▶ **TASK GOAL**
The entries need to be copied exactly.

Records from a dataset
_ _ _ _ _
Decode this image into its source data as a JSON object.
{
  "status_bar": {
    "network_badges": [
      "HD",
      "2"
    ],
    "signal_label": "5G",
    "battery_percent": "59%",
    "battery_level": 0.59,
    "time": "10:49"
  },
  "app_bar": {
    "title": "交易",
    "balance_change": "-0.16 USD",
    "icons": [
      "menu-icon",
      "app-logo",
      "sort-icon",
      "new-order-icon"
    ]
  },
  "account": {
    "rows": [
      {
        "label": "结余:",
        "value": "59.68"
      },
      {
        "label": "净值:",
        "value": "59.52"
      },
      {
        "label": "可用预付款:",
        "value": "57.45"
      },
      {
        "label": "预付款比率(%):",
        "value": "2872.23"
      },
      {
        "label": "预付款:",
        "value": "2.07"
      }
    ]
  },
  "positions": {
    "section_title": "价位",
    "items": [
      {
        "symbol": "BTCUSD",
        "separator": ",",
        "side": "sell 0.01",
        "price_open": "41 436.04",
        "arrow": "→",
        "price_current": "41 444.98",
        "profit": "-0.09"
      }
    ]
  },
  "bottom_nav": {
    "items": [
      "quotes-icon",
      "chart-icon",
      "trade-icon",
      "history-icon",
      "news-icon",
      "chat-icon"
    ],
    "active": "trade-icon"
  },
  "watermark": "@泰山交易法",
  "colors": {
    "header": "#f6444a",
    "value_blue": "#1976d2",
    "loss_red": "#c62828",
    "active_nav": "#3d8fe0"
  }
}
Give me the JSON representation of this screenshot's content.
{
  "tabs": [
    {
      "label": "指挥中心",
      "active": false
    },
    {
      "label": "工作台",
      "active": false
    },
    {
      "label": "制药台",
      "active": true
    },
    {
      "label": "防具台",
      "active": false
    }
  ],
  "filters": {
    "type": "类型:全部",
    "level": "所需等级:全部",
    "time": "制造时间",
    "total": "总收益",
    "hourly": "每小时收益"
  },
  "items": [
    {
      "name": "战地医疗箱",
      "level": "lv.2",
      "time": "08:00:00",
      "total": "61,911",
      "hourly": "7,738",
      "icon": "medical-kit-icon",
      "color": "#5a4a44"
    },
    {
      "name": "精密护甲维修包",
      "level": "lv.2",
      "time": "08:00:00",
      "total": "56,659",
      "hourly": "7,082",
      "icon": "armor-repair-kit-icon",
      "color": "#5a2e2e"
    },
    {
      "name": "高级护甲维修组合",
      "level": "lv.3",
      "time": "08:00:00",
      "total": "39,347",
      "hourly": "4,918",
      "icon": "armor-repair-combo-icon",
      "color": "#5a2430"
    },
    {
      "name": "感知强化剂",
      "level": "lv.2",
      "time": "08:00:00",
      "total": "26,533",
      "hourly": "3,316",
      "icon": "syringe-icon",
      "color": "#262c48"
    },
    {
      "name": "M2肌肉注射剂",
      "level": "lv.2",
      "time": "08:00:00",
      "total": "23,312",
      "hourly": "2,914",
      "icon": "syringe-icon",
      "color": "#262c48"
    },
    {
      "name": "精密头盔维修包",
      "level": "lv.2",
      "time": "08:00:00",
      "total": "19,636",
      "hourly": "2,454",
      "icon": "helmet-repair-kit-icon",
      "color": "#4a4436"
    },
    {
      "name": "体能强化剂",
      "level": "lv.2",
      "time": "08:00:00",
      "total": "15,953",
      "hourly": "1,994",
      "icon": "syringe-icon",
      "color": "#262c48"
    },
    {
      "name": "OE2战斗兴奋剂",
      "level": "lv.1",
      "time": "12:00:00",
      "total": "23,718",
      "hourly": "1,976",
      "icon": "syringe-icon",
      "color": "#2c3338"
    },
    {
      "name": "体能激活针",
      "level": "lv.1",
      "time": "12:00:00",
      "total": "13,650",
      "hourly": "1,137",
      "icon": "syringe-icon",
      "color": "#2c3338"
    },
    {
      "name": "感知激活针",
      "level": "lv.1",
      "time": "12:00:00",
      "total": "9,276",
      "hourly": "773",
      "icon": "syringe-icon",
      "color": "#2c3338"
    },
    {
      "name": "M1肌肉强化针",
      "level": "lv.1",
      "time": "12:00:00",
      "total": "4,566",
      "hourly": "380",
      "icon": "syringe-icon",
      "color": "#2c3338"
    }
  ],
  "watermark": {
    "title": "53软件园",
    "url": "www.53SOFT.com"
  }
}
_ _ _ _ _
▶ **OUTPUT**
Decode this image into its source data as a JSON object.
{
  "status_bar": {
    "network_badges": [
      "HD",
      "2"
    ],
    "signal_label": "5G",
    "battery_percent": "59%",
    "battery_level": 0.59,
    "time": "10:49"
  },
  "app_bar": {
    "title": "交易",
    "balance_change": "-0.16 USD",
    "icons": [
      "menu-icon",
      "app-logo",
      "sort-icon",
      "new-order-icon"
    ]
  },
  "account": {
    "rows": [
      {
        "label": "结余:",
        "value": "59.68"
      },
      {
        "label": "净值:",
        "value": "59.52"
      },
      {
        "label": "可用预付款:",
        "value": "57.45"
      },
      {
        "label": "预付款比率(%):",
        "value": "2872.23"
      },
      {
        "label": "预付款:",
        "value": "2.07"
      }
    ]
  },
  "positions": {
    "section_title": "价位",
    "items": [
      {
        "symbol": "BTCUSD",
        "separator": ",",
        "side": "sell 0.01",
        "price_open": "41 436.04",
        "arrow": "→",
        "price_current": "41 444.98",
        "profit": "-0.09"
      }
    ]
  },
  "bottom_nav": {
    "items": [
      "quotes-icon",
      "chart-icon",
      "trade-icon",
      "history-icon",
      "news-icon",
      "chat-icon"
    ],
    "active": "trade-icon"
  },
  "watermark": "@泰山交易法",
  "colors": {
    "header": "#f6444a",
    "value_blue": "#1976d2",
    "loss_red": "#c62828",
    "active_nav": "#3d8fe0"
  }
}
Give me the JSON representation of this screenshot's content.
{
  "tabs": [
    {
      "label": "指挥中心",
      "active": false
    },
    {
      "label": "工作台",
      "active": false
    },
    {
      "label": "制药台",
      "active": true
    },
    {
      "label": "防具台",
      "active": false
    }
  ],
  "filters": {
    "type": "类型:全部",
    "level": "所需等级:全部",
    "time": "制造时间",
    "total": "总收益",
    "hourly": "每小时收益"
  },
  "items": [
    {
      "name": "战地医疗箱",
      "level": "lv.2",
      "time": "08:00:00",
      "total": "61,911",
      "hourly": "7,738",
      "icon": "medical-kit-icon",
      "color": "#5a4a44"
    },
    {
      "name": "精密护甲维修包",
      "level": "lv.2",
      "time": "08:00:00",
      "total": "56,659",
      "hourly": "7,082",
      "icon": "armor-repair-kit-icon",
      "color": "#5a2e2e"
    },
    {
      "name": "高级护甲维修组合",
      "level": "lv.3",
      "time": "08:00:00",
      "total": "39,347",
      "hourly": "4,918",
      "icon": "armor-repair-combo-icon",
      "color": "#5a2430"
    },
    {
      "name": "感知强化剂",
      "level": "lv.2",
      "time": "08:00:00",
      "total": "26,533",
      "hourly": "3,316",
      "icon": "syringe-icon",
      "color": "#262c48"
    },
    {
      "name": "M2肌肉注射剂",
      "level": "lv.2",
      "time": "08:00:00",
      "total": "23,312",
      "hourly": "2,914",
      "icon": "syringe-icon",
      "color": "#262c48"
    },
    {
      "name": "精密头盔维修包",
      "level": "lv.2",
      "time": "08:00:00",
      "total": "19,636",
      "hourly": "2,454",
      "icon": "helmet-repair-kit-icon",
      "color": "#4a4436"
    },
    {
      "name": "体能强化剂",
      "level": "lv.2",
      "time": "08:00:00",
      "total": "15,953",
      "hourly": "1,994",
      "icon": "syringe-icon",
      "color": "#262c48"
    },
    {
      "name": "OE2战斗兴奋剂",
      "level": "lv.1",
      "time": "12:00:00",
      "total": "23,718",
      "hourly": "1,976",
      "icon": "syringe-icon",
      "color": "#2c3338"
    },
    {
      "name": "体能激活针",
      "level": "lv.1",
      "time": "12:00:00",
      "total": "13,650",
      "hourly": "1,137",
      "icon": "syringe-icon",
      "color": "#2c3338"
    },
    {
      "name": "感知激活针",
      "level": "lv.1",
      "time": "12:00:00",
      "total": "9,276",
      "hourly": "773",
      "icon": "syringe-icon",
      "color": "#2c3338"
    },
    {
      "name": "M1肌肉强化针",
      "level": "lv.1",
      "time": "12:00:00",
      "total": "4,566",
      "hourly": "380",
      "icon": "syringe-icon",
      "color": "#2c3338"
    }
  ],
  "watermark": {
    "title": "53软件园",
    "url": "www.53SOFT.com"
  }
}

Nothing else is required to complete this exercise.